_Your instructions_
Please reproduce the records, omitting nothing and changing nothing.

=======

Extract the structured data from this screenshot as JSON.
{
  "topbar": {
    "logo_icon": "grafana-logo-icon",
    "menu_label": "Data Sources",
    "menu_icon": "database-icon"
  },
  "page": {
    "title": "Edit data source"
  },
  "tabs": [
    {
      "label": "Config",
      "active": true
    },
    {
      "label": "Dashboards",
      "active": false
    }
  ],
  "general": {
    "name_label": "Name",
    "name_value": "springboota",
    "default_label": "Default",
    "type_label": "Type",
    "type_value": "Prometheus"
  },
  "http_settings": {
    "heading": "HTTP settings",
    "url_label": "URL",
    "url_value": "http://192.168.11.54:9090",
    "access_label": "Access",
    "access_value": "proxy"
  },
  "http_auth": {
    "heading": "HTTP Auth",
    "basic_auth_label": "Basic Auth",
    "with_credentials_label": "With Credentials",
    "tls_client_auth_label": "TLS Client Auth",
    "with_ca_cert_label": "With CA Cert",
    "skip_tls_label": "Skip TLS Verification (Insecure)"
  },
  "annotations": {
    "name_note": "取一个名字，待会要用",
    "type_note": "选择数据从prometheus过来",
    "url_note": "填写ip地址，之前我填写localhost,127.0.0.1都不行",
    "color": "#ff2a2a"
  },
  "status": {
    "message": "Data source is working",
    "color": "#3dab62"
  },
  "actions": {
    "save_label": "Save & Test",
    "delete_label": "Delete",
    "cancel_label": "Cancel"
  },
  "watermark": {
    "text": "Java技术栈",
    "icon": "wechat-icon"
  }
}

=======

_Result_
Extract the structured data from this screenshot as JSON.
{
  "topbar": {
    "logo_icon": "grafana-logo-icon",
    "menu_label": "Data Sources",
    "menu_icon": "database-icon"
  },
  "page": {
    "title": "Edit data source"
  },
  "tabs": [
    {
      "label": "Config",
      "active": true
    },
    {
      "label": "Dashboards",
      "active": false
    }
  ],
  "general": {
    "name_label": "Name",
    "name_value": "springboota",
    "default_label": "Default",
    "type_label": "Type",
    "type_value": "Prometheus"
  },
  "http_settings": {
    "heading": "HTTP settings",
    "url_label": "URL",
    "url_value": "http://192.168.11.54:9090",
    "access_label": "Access",
    "access_value": "proxy"
  },
  "http_auth": {
    "heading": "HTTP Auth",
    "basic_auth_label": "Basic Auth",
    "with_credentials_label": "With Credentials",
    "tls_client_auth_label": "TLS Client Auth",
    "with_ca_cert_label": "With CA Cert",
    "skip_tls_label": "Skip TLS Verification (Insecure)"
  },
  "annotations": {
    "name_note": "取一个名字，待会要用",
    "type_note": "选择数据从prometheus过来",
    "url_note": "填写ip地址，之前我填写localhost,127.0.0.1都不行",
    "color": "#ff2a2a"
  },
  "status": {
    "message": "Data source is working",
    "color": "#3dab62"
  },
  "actions": {
    "save_label": "Save & Test",
    "delete_label": "Delete",
    "cancel_label": "Cancel"
  },
  "watermark": {
    "text": "Java技术栈",
    "icon": "wechat-icon"
  }
}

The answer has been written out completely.